Trillin wrote a series of articles for the New Yorker over the course of 15 years called “U.S. Journal”. As part of that, every now and then he’d throw in an article about eating, as he tasted some outstanding local cuisine someplace. Mind you, he’s not necessarily talking about fancy haute cuisine, something which he actually came to dread; as he put it, “A visitor is invariably subjected to… some comment like ‘We happen to have an excellent French restaurant here now.’ The short answer to that one, of course, would be ‘No you don’t.'” (this quote was actually the one that got me to read this book – a friend of mine mentioned it, I was amused, he let me borrow the book).

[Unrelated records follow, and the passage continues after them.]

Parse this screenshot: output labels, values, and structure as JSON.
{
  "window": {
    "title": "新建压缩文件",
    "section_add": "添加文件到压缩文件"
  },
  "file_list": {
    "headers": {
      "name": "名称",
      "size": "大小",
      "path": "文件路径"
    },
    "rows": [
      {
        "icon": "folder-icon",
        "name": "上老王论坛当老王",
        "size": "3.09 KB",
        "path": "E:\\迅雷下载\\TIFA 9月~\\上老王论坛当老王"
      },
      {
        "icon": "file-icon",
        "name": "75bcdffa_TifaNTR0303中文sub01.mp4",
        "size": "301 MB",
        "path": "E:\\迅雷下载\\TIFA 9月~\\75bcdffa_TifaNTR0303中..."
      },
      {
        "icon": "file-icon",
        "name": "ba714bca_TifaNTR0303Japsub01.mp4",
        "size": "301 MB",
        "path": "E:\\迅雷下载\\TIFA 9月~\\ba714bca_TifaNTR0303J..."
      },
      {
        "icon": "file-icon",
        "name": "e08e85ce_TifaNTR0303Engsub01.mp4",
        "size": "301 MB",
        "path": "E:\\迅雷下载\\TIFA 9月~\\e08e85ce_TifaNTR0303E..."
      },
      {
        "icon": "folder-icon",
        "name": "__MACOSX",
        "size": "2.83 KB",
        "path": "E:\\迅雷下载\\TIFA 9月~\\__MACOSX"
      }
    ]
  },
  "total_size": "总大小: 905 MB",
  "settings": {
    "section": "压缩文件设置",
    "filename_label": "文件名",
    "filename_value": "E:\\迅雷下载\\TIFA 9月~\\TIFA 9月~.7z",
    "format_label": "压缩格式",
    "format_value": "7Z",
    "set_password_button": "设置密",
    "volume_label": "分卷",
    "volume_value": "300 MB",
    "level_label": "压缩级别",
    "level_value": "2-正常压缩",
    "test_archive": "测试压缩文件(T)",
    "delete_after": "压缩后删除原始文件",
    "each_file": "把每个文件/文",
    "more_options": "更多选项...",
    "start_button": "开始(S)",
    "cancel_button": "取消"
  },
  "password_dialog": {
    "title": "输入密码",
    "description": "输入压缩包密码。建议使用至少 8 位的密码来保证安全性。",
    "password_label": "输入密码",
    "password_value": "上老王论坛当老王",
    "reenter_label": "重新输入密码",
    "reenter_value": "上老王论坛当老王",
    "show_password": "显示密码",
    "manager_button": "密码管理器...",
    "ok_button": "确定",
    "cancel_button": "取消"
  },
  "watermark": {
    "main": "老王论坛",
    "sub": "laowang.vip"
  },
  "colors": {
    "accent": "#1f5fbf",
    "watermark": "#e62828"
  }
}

Instead Trillin celebrates the wonderful glories of little hole-in-the-wall places across the country. His favorite is Arthur Bryant’s BBQ in Kansas City where he grew up. I’ve now been to Arthur Bryant’s, and it’s pretty darn good. And it oozes character. So I can see where he’s coming from. This book (well, trilogy of books – it’s a collection of “American Fried”, “Alice, Let’s Eat”, and “Third Helpings”) collects most of those food-related articles in one place.

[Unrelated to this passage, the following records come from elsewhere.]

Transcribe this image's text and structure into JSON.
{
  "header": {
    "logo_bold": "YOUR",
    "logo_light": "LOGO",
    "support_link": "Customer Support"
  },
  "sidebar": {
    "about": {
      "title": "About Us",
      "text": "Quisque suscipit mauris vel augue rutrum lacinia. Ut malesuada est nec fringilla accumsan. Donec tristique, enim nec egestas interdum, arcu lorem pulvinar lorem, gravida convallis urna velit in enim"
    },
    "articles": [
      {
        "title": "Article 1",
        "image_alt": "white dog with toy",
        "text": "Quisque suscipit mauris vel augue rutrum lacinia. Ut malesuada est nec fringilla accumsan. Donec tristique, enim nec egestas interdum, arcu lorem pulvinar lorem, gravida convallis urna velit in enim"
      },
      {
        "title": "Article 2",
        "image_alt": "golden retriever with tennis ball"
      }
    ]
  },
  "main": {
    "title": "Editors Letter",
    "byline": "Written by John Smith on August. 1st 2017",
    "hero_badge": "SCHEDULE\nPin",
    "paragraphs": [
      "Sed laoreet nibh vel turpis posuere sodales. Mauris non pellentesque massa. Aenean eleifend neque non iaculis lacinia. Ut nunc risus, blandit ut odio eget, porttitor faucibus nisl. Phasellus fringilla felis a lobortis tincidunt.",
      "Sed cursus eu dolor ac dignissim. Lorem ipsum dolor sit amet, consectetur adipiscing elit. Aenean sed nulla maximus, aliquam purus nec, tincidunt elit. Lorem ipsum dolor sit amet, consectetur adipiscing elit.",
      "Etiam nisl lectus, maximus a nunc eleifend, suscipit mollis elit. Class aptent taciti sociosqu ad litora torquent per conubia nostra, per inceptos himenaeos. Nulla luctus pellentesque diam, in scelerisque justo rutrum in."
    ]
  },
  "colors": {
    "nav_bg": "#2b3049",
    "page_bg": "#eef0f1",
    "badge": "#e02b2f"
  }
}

I thought the book was entertaining, but in small doses. An article a day is about the right pace. Otherwise, it becomes overwhelming. And because the articles were written three decades ago for the most part, it’s slightly dated. But anyway.